And only individuals whose names and Social Security numbers are listed on the fraudulent return as either the primary or secondary taxpayers can request a copy of the fake document. That means if you (or one of your children) are listed as a dependent on a fraudulent return, you won’t be able to get a copy of that filing.

Written request required

If you do qualify to get a copy of a return that was illegally filed under your name and Social Security number, the IRS has created a special Web page with details on how to do so.

Basically, you’ll need to send the IRS a letter that includes:

  • Your name and Social Security number,
  • Your mailing address,
  • The tax year or years requested, and
  • The statement, “I declare that I am the taxpayer.”

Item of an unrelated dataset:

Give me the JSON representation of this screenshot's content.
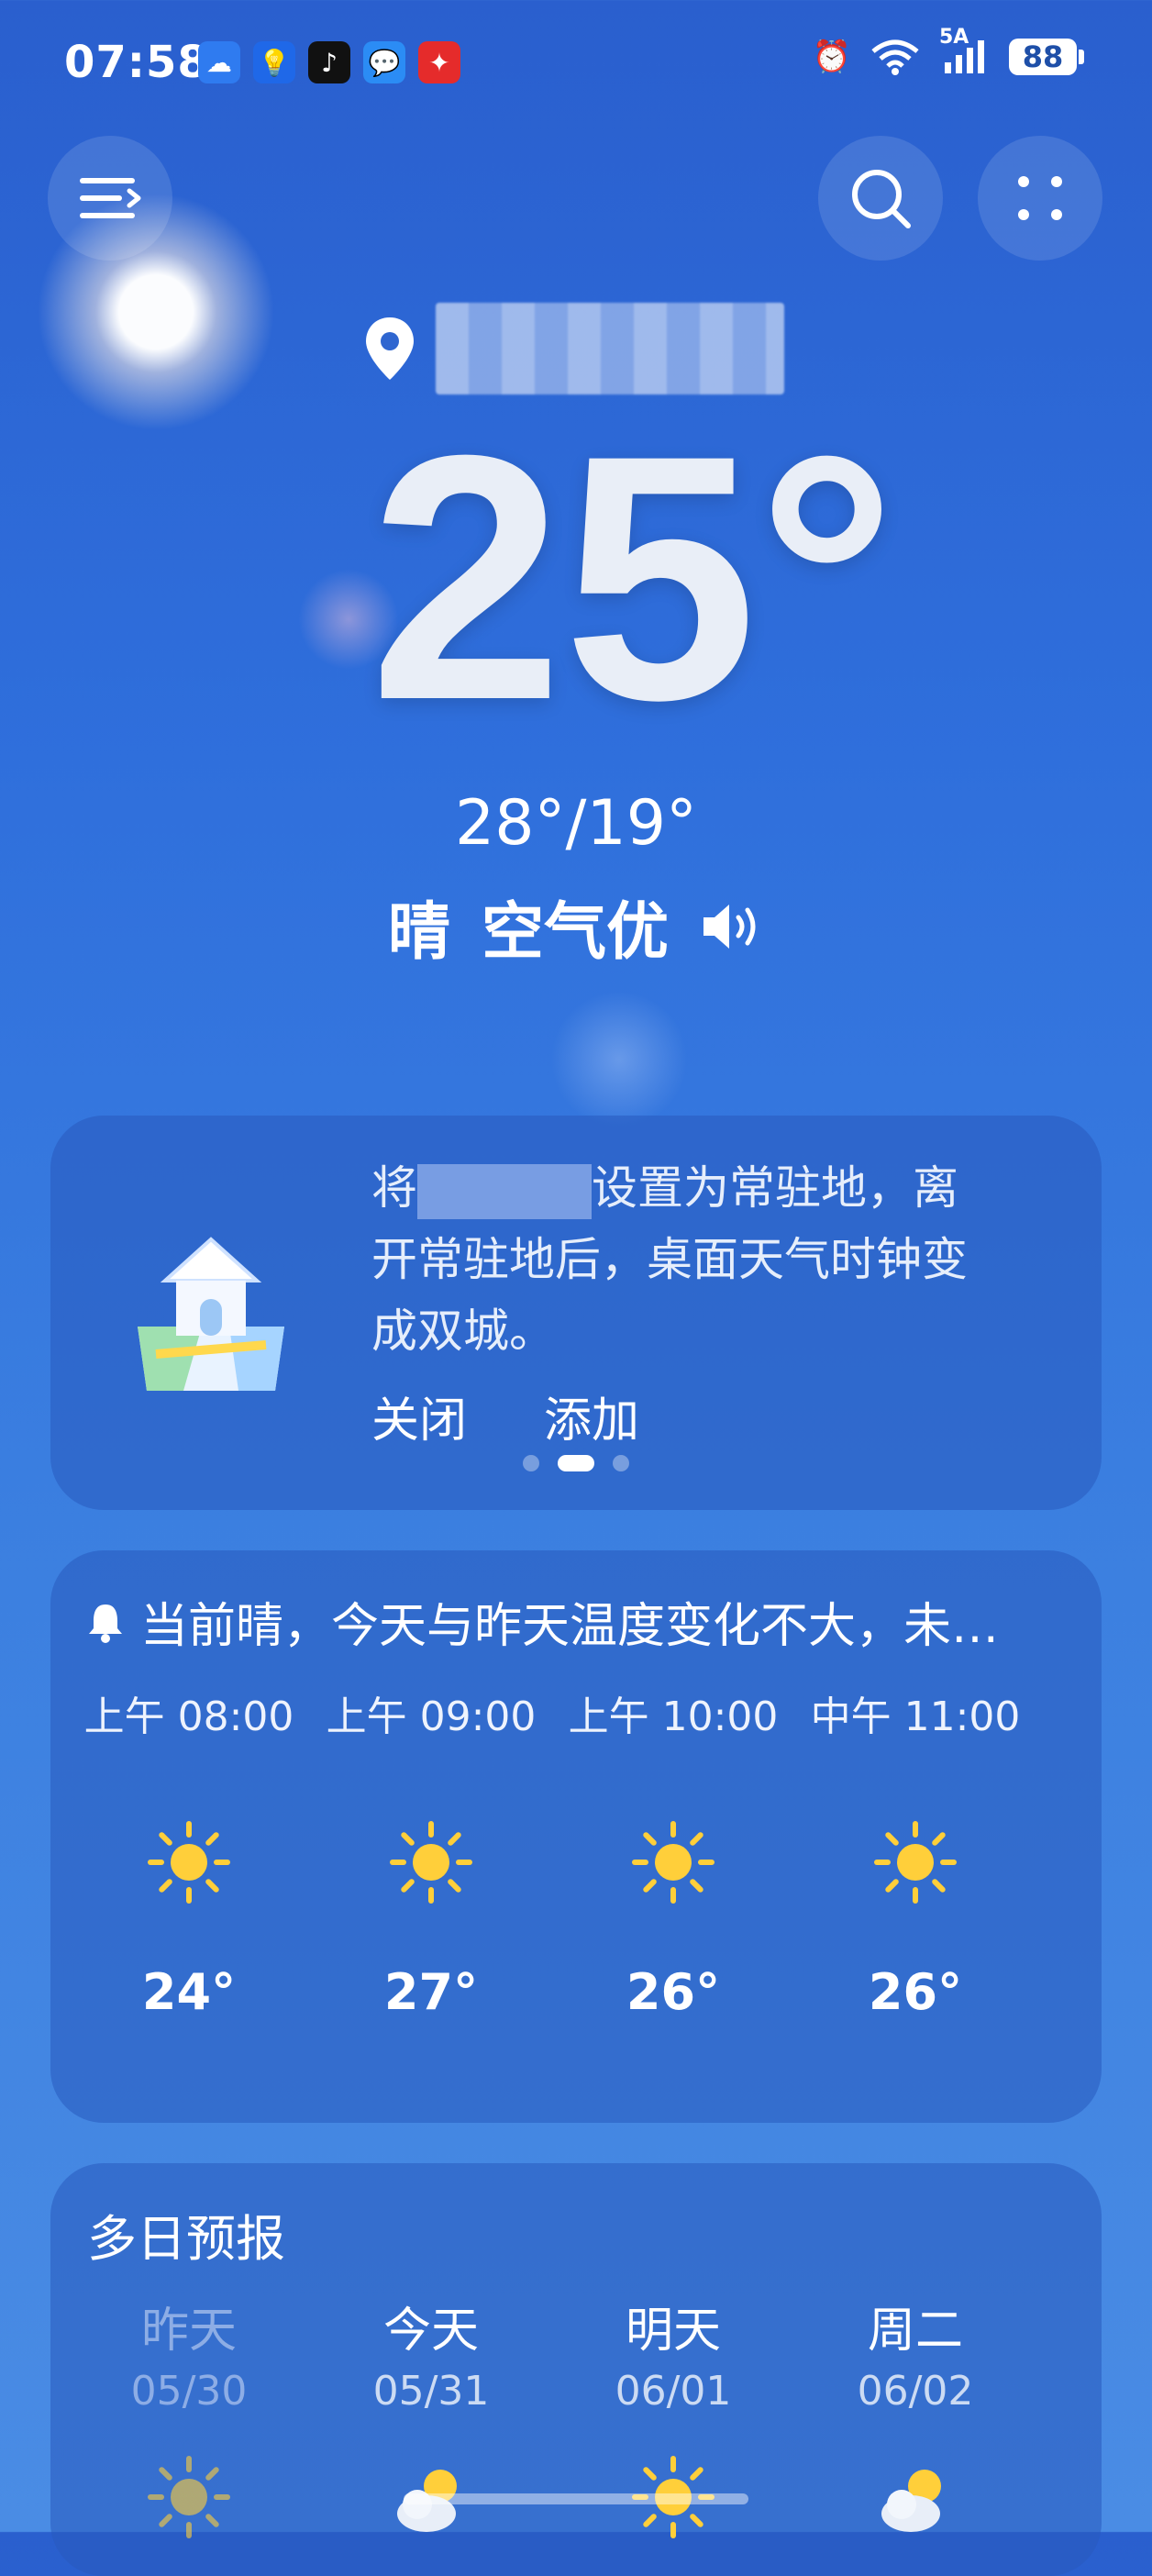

To back up your declaration that you are the real you, you’ll need to include a copy of your government-issued identification, such as a driver’s license or passport.

The IRS says it will acknowledge any request within 30 days after it receives it. You should get a copy of the fraudulent return, or any follow-up correspondence, within 90 days.

Psychological rather than practical relief

So what good will such information do a tax identity theft victim? The dirty deed is done and you can’t change that.

You can, however, get an idea of just what kind of personal information was stolen, or at least used on the fake refund.

And that’s a valuable part of an identity theft victim’s recovery process.

The best defense against identity theft is a good offense. You should be aware of who’s looking at your personal data.

Herman and Company CPA’s proudly serves Bedford Hills NY, Chappaqua NY, Harrison NY, Scarsdale NY, White Plains NY, Mt. Kisco NY, Pound Ridge NY, Greenwich CT and beyond.

Any U.S. tax advice contained in the body of this website is not intended or written to be used, and cannot be used, by the recipient for the purpose of avoiding penalties that may be imposed under the Internal Revenue Code or applicable state or local tax law provisions.